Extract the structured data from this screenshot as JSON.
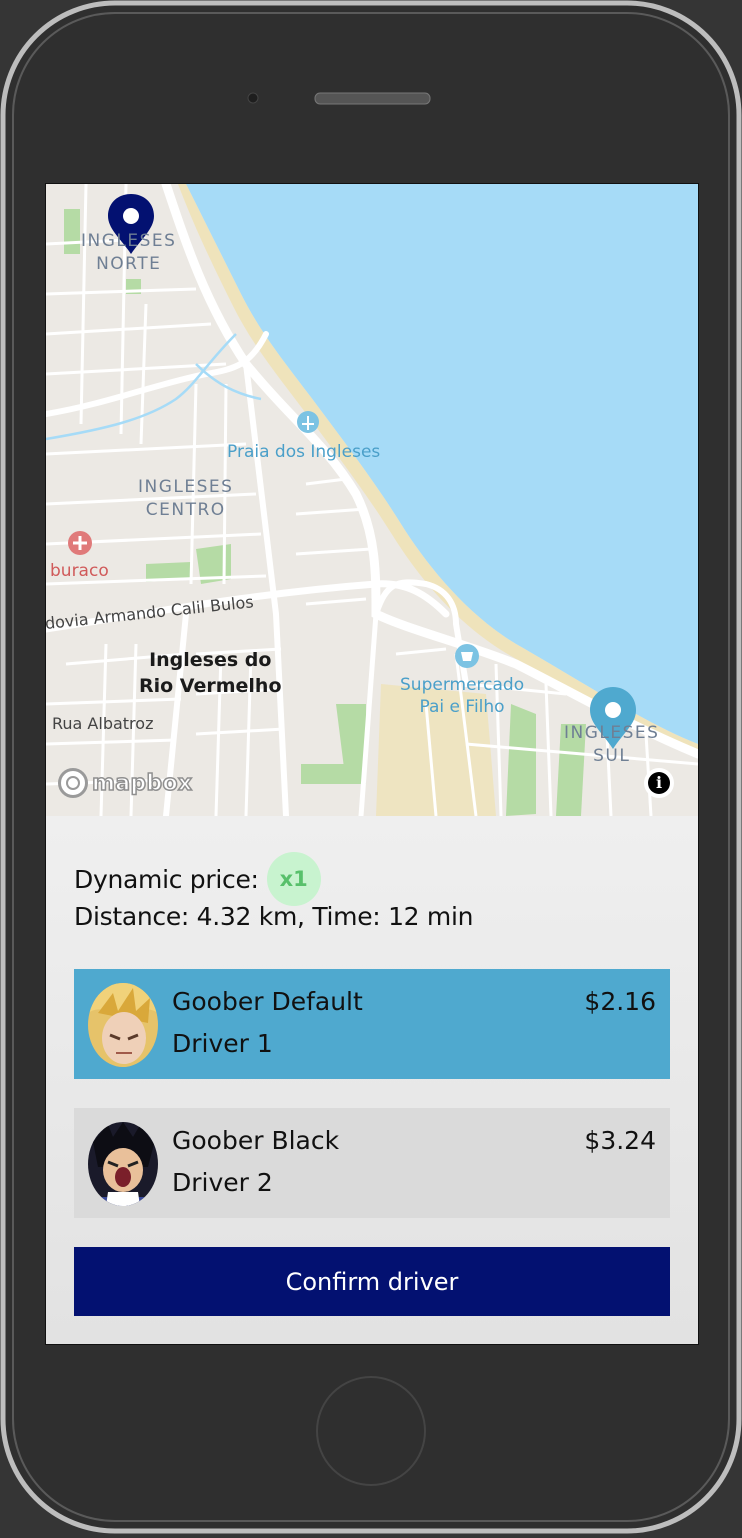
{
  "map": {
    "labels": {
      "ingleses_norte": "INGLESES\nNORTE",
      "praia": "Praia dos Ingleses",
      "ingleses_centro": "INGLESES\nCENTRO",
      "buraco": "buraco",
      "rodovia": "dovia Armando Calil Bulos",
      "rio_vermelho": "Ingleses do\nRio Vermelho",
      "supermercado": "Supermercado\nPai e Filho",
      "rua_albatroz": "Rua Albatroz",
      "ingleses_sul": "INGLESES\nSUL"
    },
    "attribution_logo": "mapbox",
    "info_icon": "i",
    "colors": {
      "water": "#a6dbf7",
      "land": "#ece9e4",
      "park": "#b5dba5",
      "beach": "#efe3bb",
      "road": "#ffffff"
    },
    "origin_pin_color": "#031171",
    "destination_pin_color": "#4fa9cf"
  },
  "trip": {
    "dynamic_price_label": "Dynamic price:",
    "dynamic_multiplier": "x1",
    "distance_time": "Distance: 4.32 km, Time: 12 min"
  },
  "drivers": [
    {
      "service": "Goober Default",
      "driver": "Driver 1",
      "price": "$2.16",
      "selected": true
    },
    {
      "service": "Goober Black",
      "driver": "Driver 2",
      "price": "$3.24",
      "selected": false
    }
  ],
  "confirm_label": "Confirm driver",
  "colors": {
    "selected_card": "#4fa9cf",
    "card": "#dadada",
    "confirm": "#031171",
    "badge_bg": "#c8f3cf",
    "badge_text": "#58c06b"
  }
}
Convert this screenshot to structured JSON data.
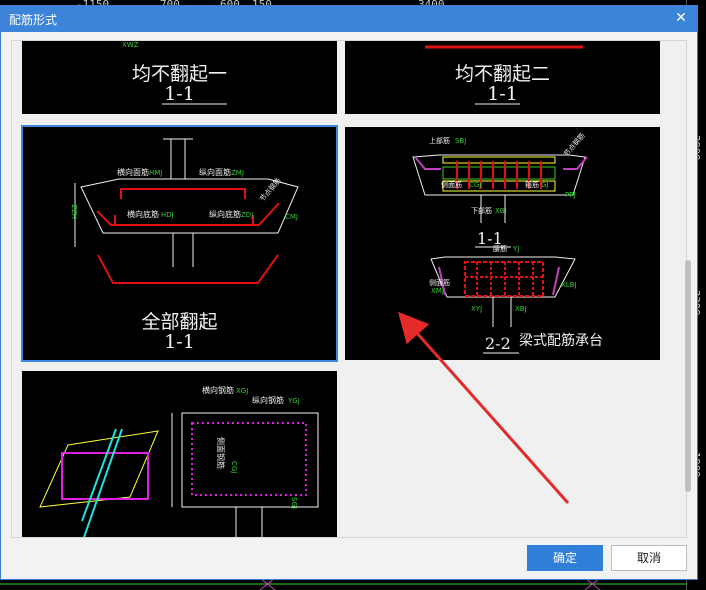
{
  "background": {
    "axis_texts": [
      "-1150",
      "700",
      "600",
      "150",
      "3400"
    ]
  },
  "dialog": {
    "title": "配筋形式",
    "close_glyph": "✕",
    "ok_label": "确定",
    "cancel_label": "取消"
  },
  "options": [
    {
      "caption": "均不翻起一",
      "section": "1-1"
    },
    {
      "caption": "均不翻起二",
      "section": "1-1"
    },
    {
      "caption": "全部翻起",
      "section": "1-1",
      "labels": {
        "hxmj": "横向面筋",
        "hxmj_code": "HMJ",
        "zxmj": "纵向面筋",
        "zxmj_code": "ZMJ",
        "hxdj": "横向底筋",
        "hxdj_code": "HDJ",
        "zxdj": "纵向底筋",
        "zxdj_code": "ZDJ",
        "side": "HZZ",
        "cmj": "CMJ",
        "right_note": "节点钢筋"
      }
    },
    {
      "caption": "梁式配筋承台",
      "section_a": "1-1",
      "section_b": "2-2",
      "labels": {
        "top": "上部筋",
        "top_code": "SBJ",
        "sj": "侧面筋",
        "sj_code": "CGJ",
        "gj": "箍筋",
        "gj_code": "GJ",
        "bottom": "下部筋",
        "bottom_code": "XBJ",
        "side_code": "PPJ",
        "right_note": "节点钢筋",
        "yj": "腰筋",
        "yj_code": "YJ",
        "cmj2": "侧面筋",
        "cmj2_code": "XMJ",
        "xyj": "XYJ",
        "xlbj": "XLBJ",
        "xbj2": "XBJ"
      }
    },
    {
      "labels": {
        "hxgj": "横向钢筋",
        "hxgj_code": "XGJ",
        "zxgj": "纵向钢筋",
        "zxgj_code": "YGJ",
        "cmgj": "侧面钢筋",
        "cmgj_code": "CGJ",
        "sgj": "SGJ"
      }
    }
  ],
  "right_strip_numbers": [
    "3000",
    "2300",
    "1900"
  ]
}
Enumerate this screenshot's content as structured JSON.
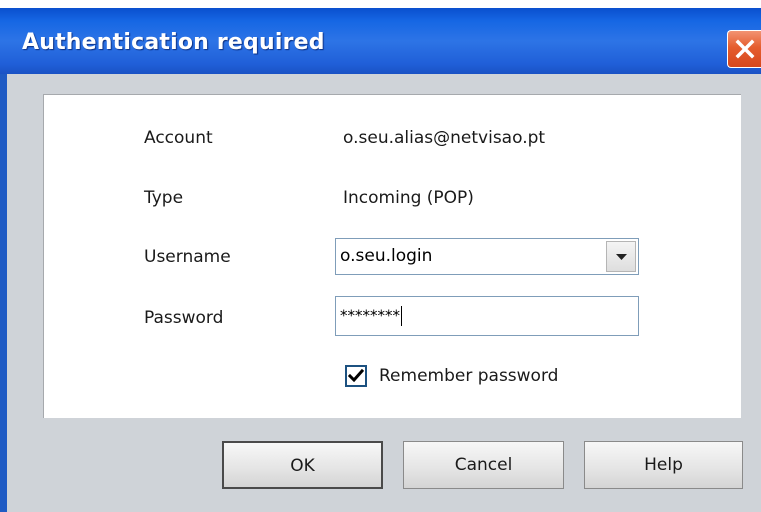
{
  "window": {
    "title": "Authentication required"
  },
  "form": {
    "account_label": "Account",
    "account_value": "o.seu.alias@netvisao.pt",
    "type_label": "Type",
    "type_value": "Incoming (POP)",
    "username_label": "Username",
    "username_value": "o.seu.login",
    "password_label": "Password",
    "password_value": "********",
    "remember_label": "Remember password",
    "remember_checked": true
  },
  "buttons": {
    "ok": "OK",
    "cancel": "Cancel",
    "help": "Help"
  },
  "icons": {
    "close": "close-icon",
    "dropdown": "chevron-down-icon",
    "check": "checkmark-icon"
  },
  "colors": {
    "titlebar": "#2d74e6",
    "close_button": "#e55d2e",
    "dialog_body": "#cfd3d8"
  }
}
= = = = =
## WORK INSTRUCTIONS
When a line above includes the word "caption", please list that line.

## RESPONSE
      "caption": "均不翻起一",
      "caption": "均不翻起二",
      "caption": "全部翻起",
      "caption": "梁式配筋承台",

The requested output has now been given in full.